US Foods Union Strike Impacts School Cafeterias

The Detroit Public Schools Community District announced on June 10 that it is facing a food shortage due to striking union drivers, CBS News reported.

In early January, the Teamsters Local 705 announced that its members unanimously voted to strike. The union represents drivers from the Chicago-based US Foods which supplies food to school districts in Michigan and Indiana.

During a policy conference at the Motor City Casino in Detroit on January 11, Detroit Public Schools Superintendent Nikolai Vitti said the district relied on US Foods as its main food supplier, and the distributor had “some issues” due to the drivers’ strike.

Vitti said while he hoped the strike would be resolved quickly, the school district was developing a backup plan. He said all students would continue to receive breakfast and lunch but “the menu will be lighter.”

In a January 10 statement posted to the district’s website, Vitti informed parents that the driver strikes were causing “significant” disruption and preventing the regular volume of food from being delivered to the district.

According to Vitti, the district was seeking alternative food vendors to ensure that schools were providing “basic meals” to students.
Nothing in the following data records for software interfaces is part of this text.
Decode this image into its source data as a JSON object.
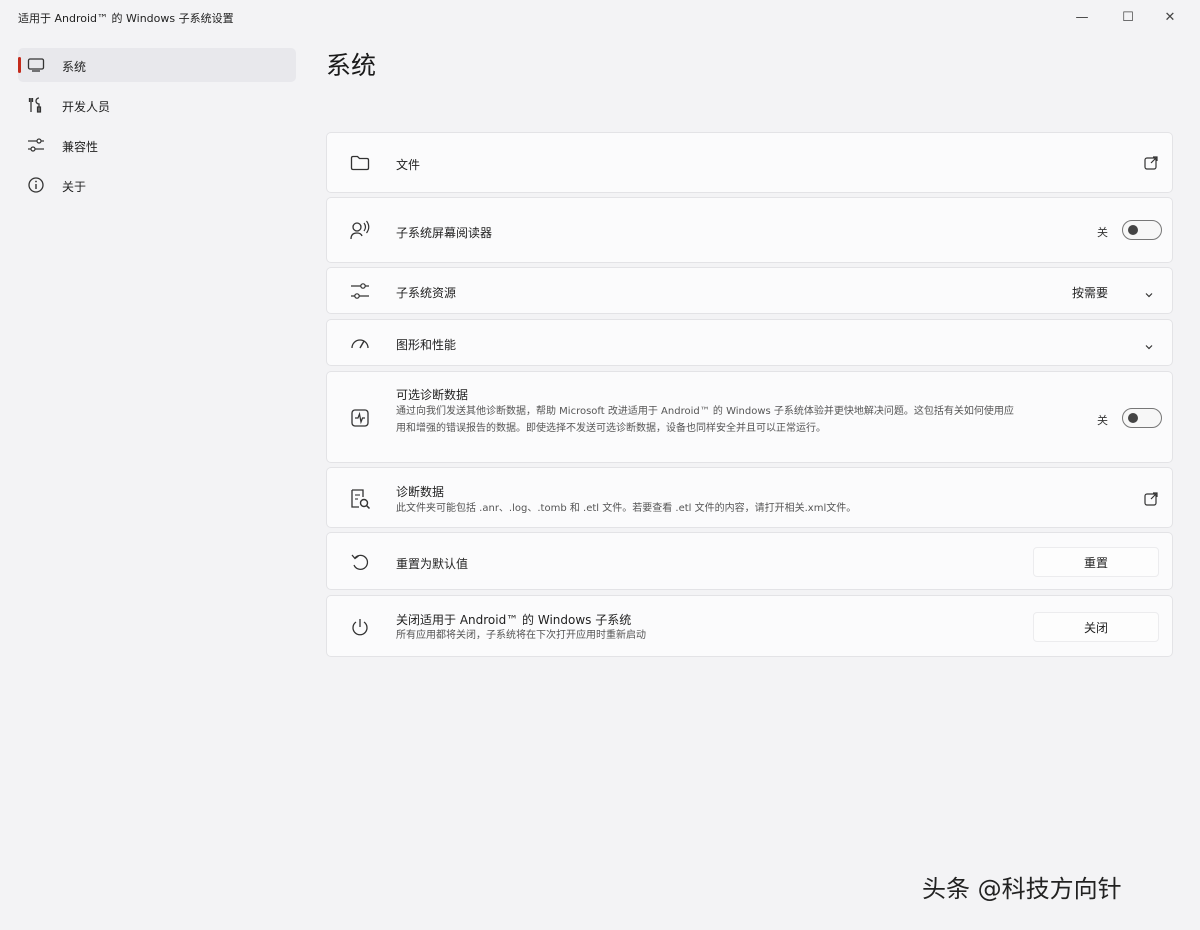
{
  "window": {
    "title": "适用于 Android™ 的 Windows 子系统设置",
    "controls": {
      "minimize": "—",
      "maximize": "☐",
      "close": "✕"
    }
  },
  "sidebar": {
    "items": [
      {
        "label": "系统",
        "icon": "laptop-icon",
        "active": true
      },
      {
        "label": "开发人员",
        "icon": "tools-icon",
        "active": false
      },
      {
        "label": "兼容性",
        "icon": "sliders-icon",
        "active": false
      },
      {
        "label": "关于",
        "icon": "info-icon",
        "active": false
      }
    ]
  },
  "page": {
    "title": "系统"
  },
  "settings": {
    "files": {
      "title": "文件",
      "icon": "folder-icon"
    },
    "screen_reader": {
      "title": "子系统屏幕阅读器",
      "toggle_label": "关",
      "icon": "voice-user-icon"
    },
    "resources": {
      "title": "子系统资源",
      "value": "按需要",
      "icon": "sliders-icon"
    },
    "graphics": {
      "title": "图形和性能",
      "icon": "gauge-icon"
    },
    "optional_diagnostics": {
      "title": "可选诊断数据",
      "description": "通过向我们发送其他诊断数据，帮助 Microsoft 改进适用于 Android™ 的 Windows 子系统体验并更快地解决问题。这包括有关如何使用应用和增强的错误报告的数据。即使选择不发送可选诊断数据，设备也同样安全并且可以正常运行。",
      "toggle_label": "关",
      "icon": "activity-icon"
    },
    "diagnostics": {
      "title": "诊断数据",
      "description": "此文件夹可能包括 .anr、.log、.tomb 和 .etl 文件。若要查看 .etl 文件的内容，请打开相关.xml文件。",
      "icon": "report-search-icon"
    },
    "reset": {
      "title": "重置为默认值",
      "button": "重置",
      "icon": "undo-icon"
    },
    "shutdown": {
      "title": "关闭适用于 Android™ 的 Windows 子系统",
      "description": "所有应用都将关闭，子系统将在下次打开应用时重新启动",
      "button": "关闭",
      "icon": "power-icon"
    }
  },
  "watermark": "头条 @科技方向针",
  "colors": {
    "accent": "#c42b1c",
    "background": "#f3f3f5",
    "card": "#fbfbfc"
  }
}
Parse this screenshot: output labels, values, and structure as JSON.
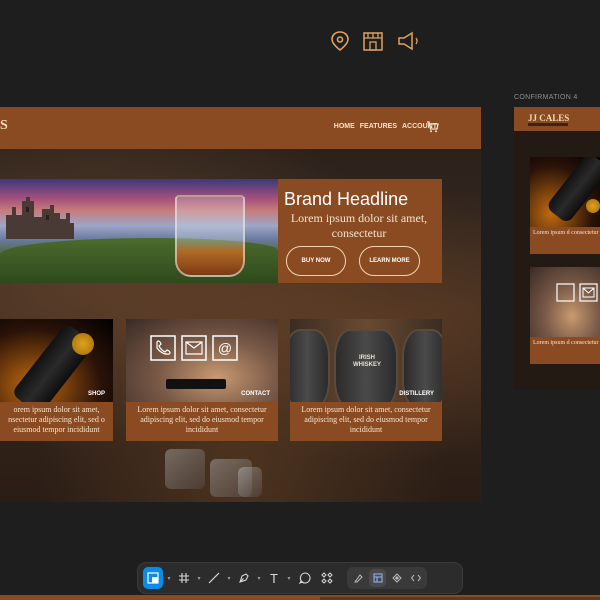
{
  "top_icons": [
    "map-pin-icon",
    "storefront-icon",
    "megaphone-icon"
  ],
  "main_frame": {
    "logo_fragment": "S",
    "nav": [
      "HOME",
      "FEATURES",
      "ACCOUNT"
    ],
    "hero": {
      "title": "Brand Headline",
      "subtitle": "Lorem ipsum dolor sit amet, consectetur",
      "buy_label": "BUY NOW",
      "learn_label": "LEARN MORE"
    },
    "cards": [
      {
        "tag": "SHOP",
        "text": "orem ipsum dolor sit amet, nsectetur adipiscing elit, sed o eiusmod tempor incididunt"
      },
      {
        "tag": "CONTACT",
        "text": "Lorem ipsum dolor sit amet, consectetur adipiscing elit, sed do eiusmod tempor incididunt"
      },
      {
        "tag": "DISTILLERY",
        "text": "Lorem ipsum dolor sit amet, consectetur adipiscing elit, sed do eiusmod tempor incididunt"
      }
    ],
    "barrel_label": "IRISH WHISKEY"
  },
  "right_frame": {
    "label": "CONFIRMATION 4",
    "logo": "JJ CALES",
    "cards": [
      {
        "text": "Lorem ipsum d consectetur ad do eiusmod te"
      },
      {
        "text": "Lorem ipsum d consectetur ad do eiusmod te"
      }
    ]
  },
  "toolbar": {
    "tools": [
      "frame-tool",
      "grid-tool",
      "line-tool",
      "pen-tool",
      "text-tool",
      "comment-tool",
      "components-tool"
    ],
    "text_tool_label": "T",
    "mode_buttons": [
      "draw-mode",
      "design-mode",
      "prototype-mode",
      "dev-mode"
    ]
  },
  "colors": {
    "brand_brown": "#8a4a22",
    "accent_blue": "#0c8ce9",
    "cream": "#f4e3c6"
  }
}
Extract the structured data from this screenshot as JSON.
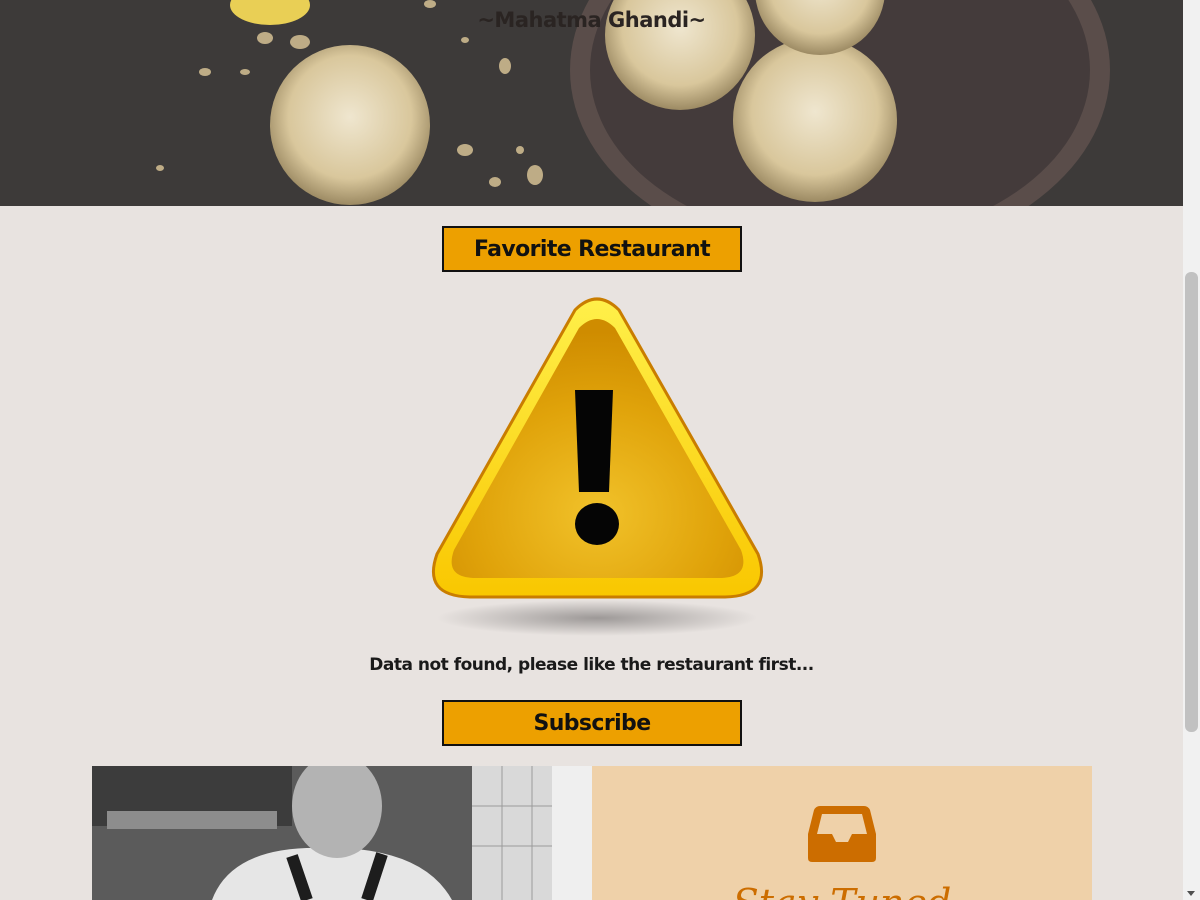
{
  "hero": {
    "quote_attribution": "~Mahatma Ghandi~"
  },
  "favorite_button_label": "Favorite Restaurant",
  "empty_state": {
    "icon": "warning-icon",
    "message": "Data not found, please like the restaurant first..."
  },
  "subscribe_button_label": "Subscribe",
  "promo": {
    "icon": "inbox-icon",
    "title": "Stay Tuned"
  },
  "colors": {
    "accent": "#eda000",
    "page_background": "#e8e3e0",
    "promo_background": "#efd1a9",
    "promo_accent": "#cc6d00"
  }
}
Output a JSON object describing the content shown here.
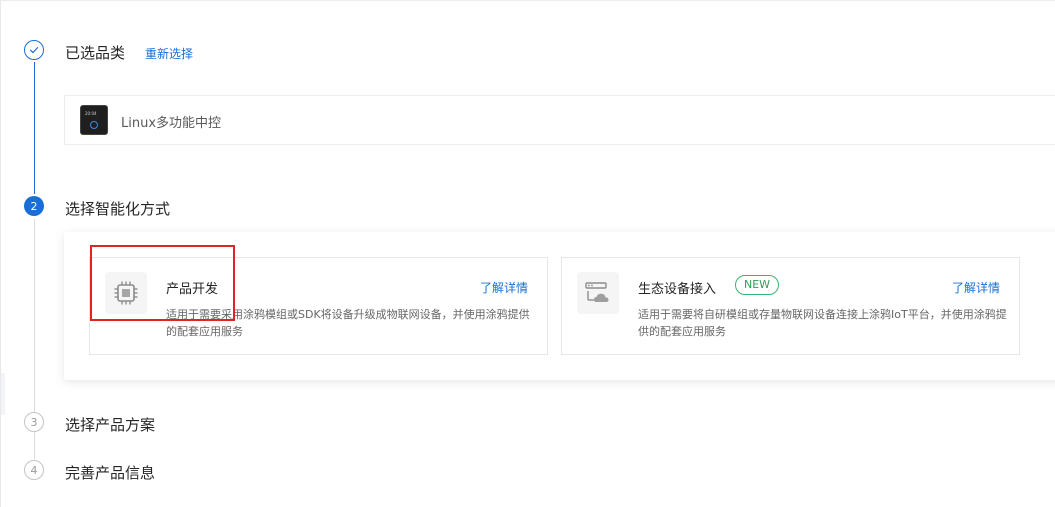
{
  "steps": [
    {
      "number": "1",
      "title": "已选品类",
      "state": "done"
    },
    {
      "number": "2",
      "title": "选择智能化方式",
      "state": "active"
    },
    {
      "number": "3",
      "title": "选择产品方案",
      "state": "pending"
    },
    {
      "number": "4",
      "title": "完善产品信息",
      "state": "pending"
    }
  ],
  "reselect_label": "重新选择",
  "selected_category": {
    "name": "Linux多功能中控",
    "thumb_time": "20:04"
  },
  "options": [
    {
      "title": "产品开发",
      "link": "了解详情",
      "description": "适用于需要采用涂鸦模组或SDK将设备升级成物联网设备，并使用涂鸦提供的配套应用服务",
      "icon": "chip-icon"
    },
    {
      "title": "生态设备接入",
      "badge": "NEW",
      "link": "了解详情",
      "description": "适用于需要将自研模组或存量物联网设备连接上涂鸦IoT平台，并使用涂鸦提供的配套应用服务",
      "icon": "cloud-device-icon"
    }
  ],
  "colors": {
    "primary": "#1a6fd6",
    "badge_green": "#2e9e5b",
    "highlight_red": "#e02424"
  }
}
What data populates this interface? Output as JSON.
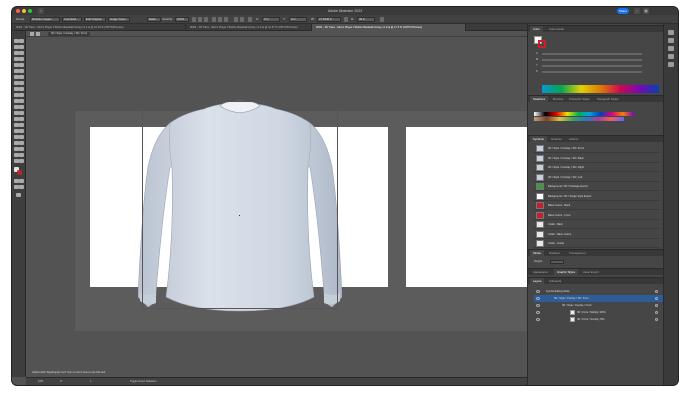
{
  "app": {
    "window_title": "Adobe Illustrator 2023",
    "share_label": "Share"
  },
  "control_bar": {
    "mode_label": "Group",
    "isolate_label": "Multiple Images",
    "embed_label": "Unembed",
    "edit_original_label": "Edit Original",
    "image_trace_label": "Image Trace",
    "mask_label": "Mask",
    "opacity_label": "Opacity:",
    "opacity_value": "100%",
    "x_label": "X:",
    "y_label": "Y:",
    "x_value": "0 in",
    "y_value": "0 in",
    "w_label": "W:",
    "h_label": "H:",
    "w_value": "27.5048 in",
    "h_value": "30 in"
  },
  "document_tabs": [
    {
      "label": "3D02 - 3D Trace - Men's Player 2 Button Baseball Jersey v1.1.ai @ 16.33 % (CMYK/Preview)",
      "active": false
    },
    {
      "label": "3D02 - 3D Trace - Men's Player 2 Button Baseball Jersey v1.2.ai @ 16.67 % (CMYK/Preview)",
      "active": false
    },
    {
      "label": "3D02 - 3D Trace - Men's Player 2 Button Baseball Jersey v1.3.ai @ 17.5 % (CMYK/Preview)",
      "active": true
    }
  ],
  "breadcrumb": "3D / Style / Overlay / 3D / Front",
  "status_bar": {
    "zoom": "16%",
    "rotation": "0°",
    "artboard": "1",
    "tool": "Toggle Direct Selection"
  },
  "tooltip": "Option-click \"Eyedropper tool\" icon to return how to use this tool.",
  "color_panel": {
    "tabs": [
      "Color",
      "Color Guide"
    ],
    "slider_labels": [
      "C",
      "M",
      "Y",
      "K"
    ]
  },
  "swatches_panel": {
    "tabs": [
      "Swatches",
      "Brushes",
      "Character Styles",
      "Paragraph Styles"
    ]
  },
  "symbols_panel": {
    "tabs": [
      "Symbols",
      "Libraries",
      "Actions"
    ],
    "items": [
      {
        "name": "3D / Style / Overlay / 3D / Front",
        "thumb": "#c9cde0"
      },
      {
        "name": "3D / Style / Overlay / 3D / Back",
        "thumb": "#c9cde0"
      },
      {
        "name": "3D / Style / Overlay / 3D / Right",
        "thumb": "#c9cde0"
      },
      {
        "name": "3D / Style / Overlay / 3D / Left",
        "thumb": "#c9cde0"
      },
      {
        "name": "Background / 3D / Package Export",
        "thumb": "#3e9a3e"
      },
      {
        "name": "Background / 3D / Single Style Export",
        "thumb": "#ffffff"
      },
      {
        "name": "Base Colors - Back",
        "thumb": "#c8202a"
      },
      {
        "name": "Base Colors - Front",
        "thumb": "#c8202a"
      },
      {
        "name": "Collar - Back",
        "thumb": "#e8e8e8"
      },
      {
        "name": "Collar - Base Colors",
        "thumb": "#e8e8e8"
      },
      {
        "name": "Collar - Inside",
        "thumb": "#e8e8e8"
      }
    ]
  },
  "stroke_panel": {
    "tabs": [
      "Stroke",
      "Gradient",
      "Transparency"
    ],
    "weight_label": "Weight:"
  },
  "appearance_panel": {
    "tabs": [
      "Appearance",
      "Graphic Styles",
      "Asset Export"
    ]
  },
  "layers_panel": {
    "tabs": [
      "Layers",
      "Artboards"
    ],
    "rows": [
      {
        "label": "Symbol Editing Mode",
        "indent": 0,
        "swatch": false
      },
      {
        "label": "3D / Style / Overlay / 3D / Front",
        "indent": 1,
        "swatch": false
      },
      {
        "label": "3D / Style / Overlay / Front",
        "indent": 2,
        "swatch": false
      },
      {
        "label": "3D / Front / Multiply 100%",
        "indent": 3,
        "swatch": true
      },
      {
        "label": "3D / Front / Overlay 70%",
        "indent": 3,
        "swatch": true
      }
    ]
  },
  "colors": {
    "ui_dark": "#535353",
    "panel": "#464646",
    "accent_blue": "#1473e6",
    "shirt": "#cfd7e3"
  }
}
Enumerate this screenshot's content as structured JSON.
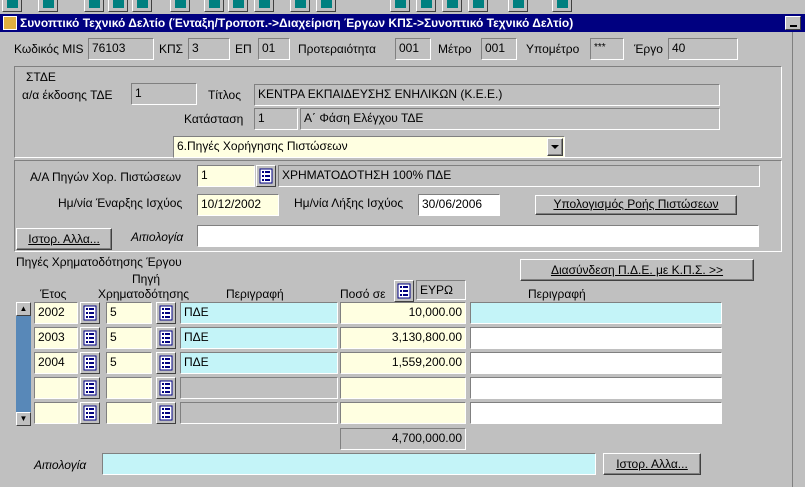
{
  "window": {
    "title": "Συνοπτικό Τεχνικό Δελτίο (Ένταξη/Τροποπ.->Διαχείριση Έργων ΚΠΣ->Συνοπτικό Τεχνικό Δελτίο)"
  },
  "header": {
    "mis_label": "Κωδικός MIS",
    "mis_value": "76103",
    "kps_label": "ΚΠΣ",
    "kps_value": "3",
    "ep_label": "ΕΠ",
    "ep_value": "01",
    "priority_label": "Προτεραιότητα",
    "priority_value": "001",
    "metro_label": "Μέτρο",
    "metro_value": "001",
    "submetro_label": "Υπομέτρο",
    "submetro_value": "***",
    "ergo_label": "Έργο",
    "ergo_value": "40"
  },
  "std": {
    "section_label": "ΣΤΔΕ",
    "issue_label": "α/α έκδοσης ΤΔΕ",
    "issue_value": "1",
    "title_label": "Τίτλος",
    "title_value": "ΚΕΝΤΡΑ ΕΚΠΑΙΔΕΥΣΗΣ ΕΝΗΛΙΚΩΝ (Κ.Ε.Ε.)",
    "status_label": "Κατάσταση",
    "status_code": "1",
    "status_text": "Α΄ Φάση Ελέγχου ΤΔΕ",
    "tab_select": "6.Πηγές Χορήγησης Πιστώσεων"
  },
  "funding": {
    "aa_label": "Α/Α Πηγών Χορ. Πιστώσεων",
    "aa_value": "1",
    "aa_desc": "ΧΡΗΜΑΤΟΔΟΤΗΣΗ  100% ΠΔΕ",
    "start_label": "Ημ/νία Έναρξης Ισχύος",
    "start_value": "10/12/2002",
    "end_label": "Ημ/νία Λήξης Ισχύος",
    "end_value": "30/06/2006",
    "calc_button": "Υπολογισμός Ροής Πιστώσεων",
    "history_button": "Ιστορ. Αλλα...",
    "reason_label": "Αιτιολογία",
    "reason_value": ""
  },
  "sources": {
    "section_label": "Πηγές Χρηματοδότησης Έργου",
    "link_button": "Διασύνδεση Π.Δ.Ε. με Κ.Π.Σ. >>",
    "col_year": "Έτος",
    "col_source_top": "Πηγή",
    "col_source": "Χρηματοδότησης",
    "col_desc": "Περιγραφή",
    "col_amount": "Ποσό σε",
    "currency": "ΕΥΡΩ",
    "col_desc2": "Περιγραφή",
    "rows": [
      {
        "year": "2002",
        "source": "5",
        "desc": "ΠΔΕ",
        "amount": "10,000.00",
        "desc2": ""
      },
      {
        "year": "2003",
        "source": "5",
        "desc": "ΠΔΕ",
        "amount": "3,130,800.00",
        "desc2": ""
      },
      {
        "year": "2004",
        "source": "5",
        "desc": "ΠΔΕ",
        "amount": "1,559,200.00",
        "desc2": ""
      },
      {
        "year": "",
        "source": "",
        "desc": "",
        "amount": "",
        "desc2": ""
      },
      {
        "year": "",
        "source": "",
        "desc": "",
        "amount": "",
        "desc2": ""
      }
    ],
    "total": "4,700,000.00",
    "reason_label": "Αιτιολογία",
    "reason_value": "",
    "history_button": "Ιστορ. Αλλα..."
  }
}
He assured parents that “regular food access” would be restored within two weeks.

WTHR reported that some school districts in Indiana were also experiencing delays in food deliveries due to the strike’s impact on US Foods.

According to Indiana School Nutrition Association President Courtney FitzSimons, about 30 percent of Indiana schools get deliveries from US Foods.

FitzSimons told WTHR that school districts were seeing two- to three-day delays in receiving deliveries of food.

Some Indiana school districts are placing orders well in advance in anticipation of delays, according to the Lafayette, Indiana Journal & Courier.

The strike was approved after Local 705’s contract with US Foods expired in late December.